Website and app data records
-.-.-
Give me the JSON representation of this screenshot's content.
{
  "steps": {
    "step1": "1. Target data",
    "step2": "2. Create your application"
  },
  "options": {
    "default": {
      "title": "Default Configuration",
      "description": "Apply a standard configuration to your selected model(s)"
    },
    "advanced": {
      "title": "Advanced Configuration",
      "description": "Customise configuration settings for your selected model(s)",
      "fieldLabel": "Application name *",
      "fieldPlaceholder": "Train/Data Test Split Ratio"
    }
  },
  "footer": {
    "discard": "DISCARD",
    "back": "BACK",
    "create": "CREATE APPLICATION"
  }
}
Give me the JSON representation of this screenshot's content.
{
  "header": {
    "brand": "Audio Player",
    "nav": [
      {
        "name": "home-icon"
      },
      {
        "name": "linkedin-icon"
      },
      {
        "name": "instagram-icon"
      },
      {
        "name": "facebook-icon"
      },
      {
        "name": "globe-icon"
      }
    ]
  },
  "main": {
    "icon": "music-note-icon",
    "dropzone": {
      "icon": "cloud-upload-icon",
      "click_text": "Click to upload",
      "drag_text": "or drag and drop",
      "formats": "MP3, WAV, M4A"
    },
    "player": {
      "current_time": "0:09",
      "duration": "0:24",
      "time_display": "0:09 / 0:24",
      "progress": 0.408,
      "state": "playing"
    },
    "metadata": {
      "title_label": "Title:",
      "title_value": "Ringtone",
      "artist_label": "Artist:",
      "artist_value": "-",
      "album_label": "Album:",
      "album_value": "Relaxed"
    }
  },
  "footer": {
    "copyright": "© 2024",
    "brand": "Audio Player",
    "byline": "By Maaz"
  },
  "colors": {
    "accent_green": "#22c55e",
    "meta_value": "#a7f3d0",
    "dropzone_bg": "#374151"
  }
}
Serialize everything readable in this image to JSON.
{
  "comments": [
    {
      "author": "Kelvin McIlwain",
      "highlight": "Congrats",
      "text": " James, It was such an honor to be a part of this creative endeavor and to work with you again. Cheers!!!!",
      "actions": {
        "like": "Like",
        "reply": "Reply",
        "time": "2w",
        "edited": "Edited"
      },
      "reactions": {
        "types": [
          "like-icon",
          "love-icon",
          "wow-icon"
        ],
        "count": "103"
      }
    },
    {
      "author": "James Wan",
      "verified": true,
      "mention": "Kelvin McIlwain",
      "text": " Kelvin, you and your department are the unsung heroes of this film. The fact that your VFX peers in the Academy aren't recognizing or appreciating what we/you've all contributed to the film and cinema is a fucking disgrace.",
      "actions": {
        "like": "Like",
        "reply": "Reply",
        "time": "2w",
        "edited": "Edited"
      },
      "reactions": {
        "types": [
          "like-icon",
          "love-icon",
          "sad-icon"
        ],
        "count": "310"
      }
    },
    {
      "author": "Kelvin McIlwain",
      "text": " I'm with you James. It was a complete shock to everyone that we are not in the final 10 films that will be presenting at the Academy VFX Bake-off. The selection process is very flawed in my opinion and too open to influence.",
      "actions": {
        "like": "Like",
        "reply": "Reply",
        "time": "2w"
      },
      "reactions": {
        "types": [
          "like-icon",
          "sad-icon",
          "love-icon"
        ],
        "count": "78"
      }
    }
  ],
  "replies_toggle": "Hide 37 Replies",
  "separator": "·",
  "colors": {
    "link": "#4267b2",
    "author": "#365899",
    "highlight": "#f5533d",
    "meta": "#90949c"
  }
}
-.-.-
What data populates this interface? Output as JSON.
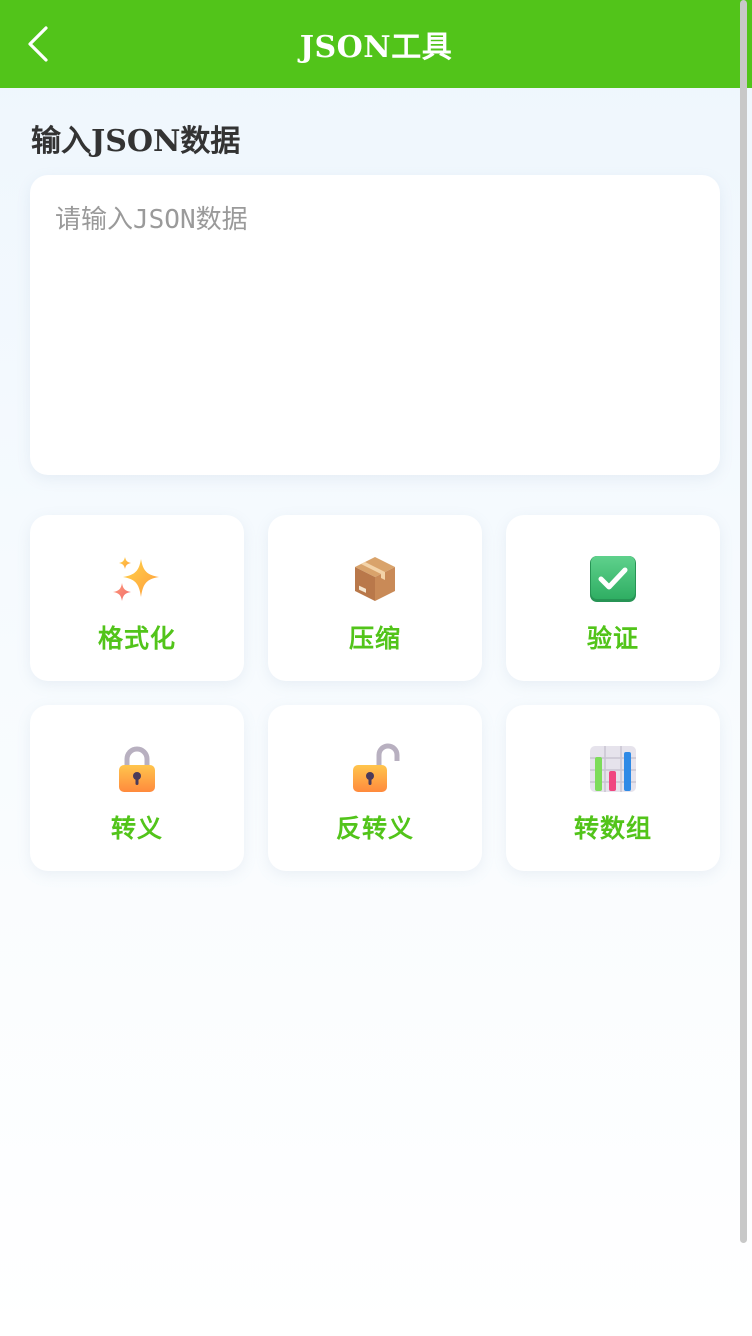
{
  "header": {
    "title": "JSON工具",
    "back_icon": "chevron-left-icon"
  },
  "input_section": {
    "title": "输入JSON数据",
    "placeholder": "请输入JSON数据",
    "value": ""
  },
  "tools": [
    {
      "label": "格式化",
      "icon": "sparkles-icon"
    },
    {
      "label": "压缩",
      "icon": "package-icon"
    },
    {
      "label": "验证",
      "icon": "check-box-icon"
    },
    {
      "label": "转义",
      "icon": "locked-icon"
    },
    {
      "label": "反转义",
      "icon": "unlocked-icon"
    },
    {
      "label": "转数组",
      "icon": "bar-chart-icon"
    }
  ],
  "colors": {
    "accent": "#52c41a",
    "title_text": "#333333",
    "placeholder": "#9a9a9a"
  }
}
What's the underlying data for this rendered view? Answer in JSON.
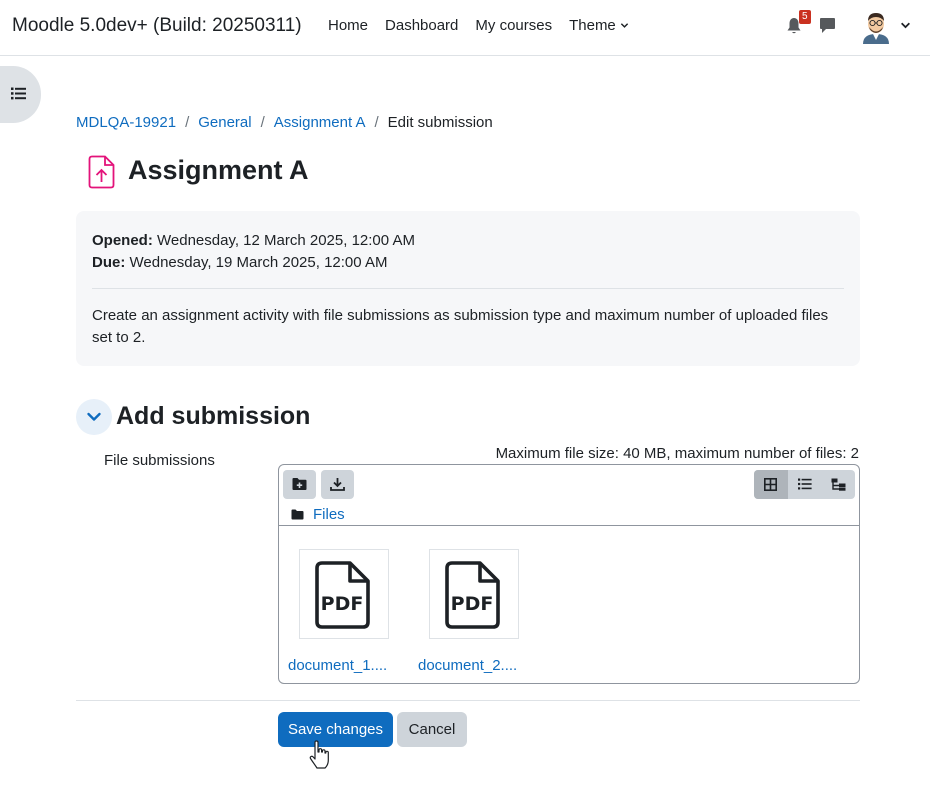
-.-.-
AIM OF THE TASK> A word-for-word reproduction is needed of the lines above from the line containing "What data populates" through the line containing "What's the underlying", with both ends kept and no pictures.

TASK SOLUTION>
What data populates this interface? Output as JSON.
{
  "header": {
    "title": "JSON工具",
    "back_icon": "chevron-left-icon"
  },
  "input_section": {
    "title": "输入JSON数据",
    "placeholder": "请输入JSON数据",
    "value": ""
  },
  "tools": [
    {
      "label": "格式化",
      "icon": "sparkles-icon"
    },
    {
      "label": "压缩",
      "icon": "package-icon"
    },
    {
      "label": "验证",
      "icon": "check-box-icon"
    },
    {
      "label": "转义",
      "icon": "locked-icon"
    },
    {
      "label": "反转义",
      "icon": "unlocked-icon"
    },
    {
      "label": "转数组",
      "icon": "bar-chart-icon"
    }
  ],
  "colors": {
    "accent": "#52c41a",
    "title_text": "#333333",
    "placeholder": "#9a9a9a"
  }
}
What's the underlying data for this rendered view? Answer in JSON.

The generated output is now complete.